It was small wonder, then, that while Johnson and his cronies enjoyed untrammelled power they failed to pay heed to the looming pandemic. The Chinese government shut down the city of Wuhan on 23 January. The World Health Organisation declared a global health emergency on January 30. Italy announced a total lockdown on 9 March, and France on 17 March. But Britain let 250,000 racegoers attend the Cheltenham festival, and 54,000 football fans watch Liverpool play Atletico Madrid, before following suit on 23 March.  

Far from following the “action this day” mantra of his idol, Winston Churchill, we now know that from 24 January, Johnson missed five meetings held by Cobra, the government’s top-level emergency committee, to discuss the coronavirus threat before finally attending on 2 March. 

Traces of hubris persist. Even as it calls for national unity, Johnson’s government refuses to seek an extension for the Brexit transition period that ends on 31 December. It refuses even though the chances of the UK securing an EU trade deal are now negligible in the little time left, and crashing out without such a deal would deliver another crushing blow to British businesses already reeling from the lockdown.

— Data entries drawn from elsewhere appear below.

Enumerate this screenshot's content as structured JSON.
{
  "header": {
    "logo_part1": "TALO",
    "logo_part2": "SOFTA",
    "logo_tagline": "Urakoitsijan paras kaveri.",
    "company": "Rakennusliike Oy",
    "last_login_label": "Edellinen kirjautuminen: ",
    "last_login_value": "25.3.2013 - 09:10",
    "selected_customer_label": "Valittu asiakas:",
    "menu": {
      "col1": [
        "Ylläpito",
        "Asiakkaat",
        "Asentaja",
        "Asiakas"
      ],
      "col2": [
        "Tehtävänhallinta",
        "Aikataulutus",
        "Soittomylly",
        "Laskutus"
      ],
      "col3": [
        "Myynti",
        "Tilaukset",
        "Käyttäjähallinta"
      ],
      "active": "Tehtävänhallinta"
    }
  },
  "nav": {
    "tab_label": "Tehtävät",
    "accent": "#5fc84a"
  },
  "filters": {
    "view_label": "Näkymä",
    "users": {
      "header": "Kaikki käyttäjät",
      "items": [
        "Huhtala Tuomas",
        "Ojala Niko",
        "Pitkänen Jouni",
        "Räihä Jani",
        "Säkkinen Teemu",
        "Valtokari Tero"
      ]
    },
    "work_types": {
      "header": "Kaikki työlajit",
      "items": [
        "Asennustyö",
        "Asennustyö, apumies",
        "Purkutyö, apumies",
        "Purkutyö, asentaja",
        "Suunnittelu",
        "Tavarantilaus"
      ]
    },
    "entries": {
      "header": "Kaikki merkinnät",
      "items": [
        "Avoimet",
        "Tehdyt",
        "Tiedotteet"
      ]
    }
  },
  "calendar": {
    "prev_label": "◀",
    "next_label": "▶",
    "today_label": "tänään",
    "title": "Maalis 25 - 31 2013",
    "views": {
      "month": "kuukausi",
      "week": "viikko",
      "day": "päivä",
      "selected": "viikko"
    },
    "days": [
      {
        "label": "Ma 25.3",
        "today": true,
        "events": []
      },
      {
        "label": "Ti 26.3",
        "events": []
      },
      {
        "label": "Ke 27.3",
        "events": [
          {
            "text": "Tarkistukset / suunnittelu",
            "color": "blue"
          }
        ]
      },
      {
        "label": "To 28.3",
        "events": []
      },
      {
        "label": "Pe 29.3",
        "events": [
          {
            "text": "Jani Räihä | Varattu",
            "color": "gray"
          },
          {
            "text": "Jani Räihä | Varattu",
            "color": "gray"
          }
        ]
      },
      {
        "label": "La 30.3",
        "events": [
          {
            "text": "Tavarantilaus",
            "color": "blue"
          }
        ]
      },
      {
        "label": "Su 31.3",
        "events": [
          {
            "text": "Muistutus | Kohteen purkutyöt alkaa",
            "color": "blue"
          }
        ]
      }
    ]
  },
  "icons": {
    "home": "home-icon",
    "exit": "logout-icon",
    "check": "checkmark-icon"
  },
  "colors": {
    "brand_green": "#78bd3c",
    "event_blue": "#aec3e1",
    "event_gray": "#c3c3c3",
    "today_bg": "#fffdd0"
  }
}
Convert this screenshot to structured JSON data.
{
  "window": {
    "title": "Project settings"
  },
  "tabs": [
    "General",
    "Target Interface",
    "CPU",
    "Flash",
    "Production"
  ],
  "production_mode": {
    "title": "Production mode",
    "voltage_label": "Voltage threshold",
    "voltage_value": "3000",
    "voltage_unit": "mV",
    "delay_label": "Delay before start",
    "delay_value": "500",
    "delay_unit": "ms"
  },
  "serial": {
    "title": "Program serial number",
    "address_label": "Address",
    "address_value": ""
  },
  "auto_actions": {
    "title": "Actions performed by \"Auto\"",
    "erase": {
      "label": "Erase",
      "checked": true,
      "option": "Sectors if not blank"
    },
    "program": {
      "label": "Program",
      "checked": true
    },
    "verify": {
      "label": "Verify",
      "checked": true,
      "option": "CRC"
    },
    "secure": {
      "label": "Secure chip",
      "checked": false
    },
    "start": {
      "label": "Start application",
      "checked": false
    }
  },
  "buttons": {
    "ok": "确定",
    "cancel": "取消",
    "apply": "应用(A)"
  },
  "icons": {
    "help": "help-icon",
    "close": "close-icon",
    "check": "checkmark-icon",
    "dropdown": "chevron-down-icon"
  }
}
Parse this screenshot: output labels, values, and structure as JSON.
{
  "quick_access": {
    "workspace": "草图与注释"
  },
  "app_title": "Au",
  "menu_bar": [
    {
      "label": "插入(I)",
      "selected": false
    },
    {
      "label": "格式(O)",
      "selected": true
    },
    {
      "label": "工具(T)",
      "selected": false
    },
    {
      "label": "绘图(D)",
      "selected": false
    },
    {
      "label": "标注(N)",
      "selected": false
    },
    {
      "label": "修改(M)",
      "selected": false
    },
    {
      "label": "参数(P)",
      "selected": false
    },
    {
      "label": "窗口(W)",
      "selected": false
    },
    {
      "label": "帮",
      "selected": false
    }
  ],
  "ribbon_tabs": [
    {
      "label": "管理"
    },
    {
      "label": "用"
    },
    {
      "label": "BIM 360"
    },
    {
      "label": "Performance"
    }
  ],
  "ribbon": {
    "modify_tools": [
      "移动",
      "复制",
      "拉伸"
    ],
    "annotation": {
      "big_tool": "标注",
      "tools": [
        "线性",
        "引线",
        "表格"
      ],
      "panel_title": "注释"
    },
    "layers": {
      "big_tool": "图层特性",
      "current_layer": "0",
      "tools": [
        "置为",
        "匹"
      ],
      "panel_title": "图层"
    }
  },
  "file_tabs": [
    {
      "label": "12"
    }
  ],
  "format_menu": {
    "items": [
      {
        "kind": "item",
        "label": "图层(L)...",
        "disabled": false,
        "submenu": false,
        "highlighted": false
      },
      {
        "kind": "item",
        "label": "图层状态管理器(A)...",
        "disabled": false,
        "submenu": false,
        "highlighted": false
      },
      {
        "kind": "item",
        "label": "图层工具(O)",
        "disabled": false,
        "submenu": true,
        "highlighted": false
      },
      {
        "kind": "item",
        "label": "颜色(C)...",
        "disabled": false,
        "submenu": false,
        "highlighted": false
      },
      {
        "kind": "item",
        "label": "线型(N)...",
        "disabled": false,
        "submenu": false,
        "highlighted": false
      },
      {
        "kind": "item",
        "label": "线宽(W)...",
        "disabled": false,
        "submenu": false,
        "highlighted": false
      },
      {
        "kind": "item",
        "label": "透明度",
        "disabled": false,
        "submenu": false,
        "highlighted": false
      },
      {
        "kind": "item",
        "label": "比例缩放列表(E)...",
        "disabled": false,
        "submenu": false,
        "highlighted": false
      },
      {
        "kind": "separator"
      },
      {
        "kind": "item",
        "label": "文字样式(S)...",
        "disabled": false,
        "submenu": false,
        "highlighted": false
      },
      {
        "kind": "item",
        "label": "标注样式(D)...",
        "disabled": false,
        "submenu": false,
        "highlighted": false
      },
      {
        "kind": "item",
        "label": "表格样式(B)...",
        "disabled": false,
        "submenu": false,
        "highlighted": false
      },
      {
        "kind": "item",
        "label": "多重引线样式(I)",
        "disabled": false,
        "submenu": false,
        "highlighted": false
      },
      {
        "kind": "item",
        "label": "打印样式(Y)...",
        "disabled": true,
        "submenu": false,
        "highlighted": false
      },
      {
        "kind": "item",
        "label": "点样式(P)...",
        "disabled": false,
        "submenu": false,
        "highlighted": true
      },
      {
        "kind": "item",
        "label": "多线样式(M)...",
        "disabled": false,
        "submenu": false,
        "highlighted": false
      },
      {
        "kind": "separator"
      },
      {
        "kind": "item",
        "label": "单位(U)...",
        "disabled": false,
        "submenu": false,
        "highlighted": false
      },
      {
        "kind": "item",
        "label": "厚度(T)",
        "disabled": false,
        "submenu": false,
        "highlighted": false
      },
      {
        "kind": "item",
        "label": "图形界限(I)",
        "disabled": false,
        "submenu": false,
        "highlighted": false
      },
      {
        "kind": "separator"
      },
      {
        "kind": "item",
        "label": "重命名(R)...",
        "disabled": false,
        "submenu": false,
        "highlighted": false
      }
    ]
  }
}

The coronavirus crisis has both strengthened and weakened the arguments for Brexit. On the one hand, the EU has proved largely ineffectual as its member states have crafted their own responses. On the other, the overbearing federal superstate has been shown to be a figment of the Brexiteers’ imagination.

But advocating an extension to the transition period is not some devious Remainer plot to thwart Brexit. Nobody is seriously suggesting our departure can be reversed. It is a plea for common sense in the face of the government’s lingering ideological lunacy and reluctance to lose face.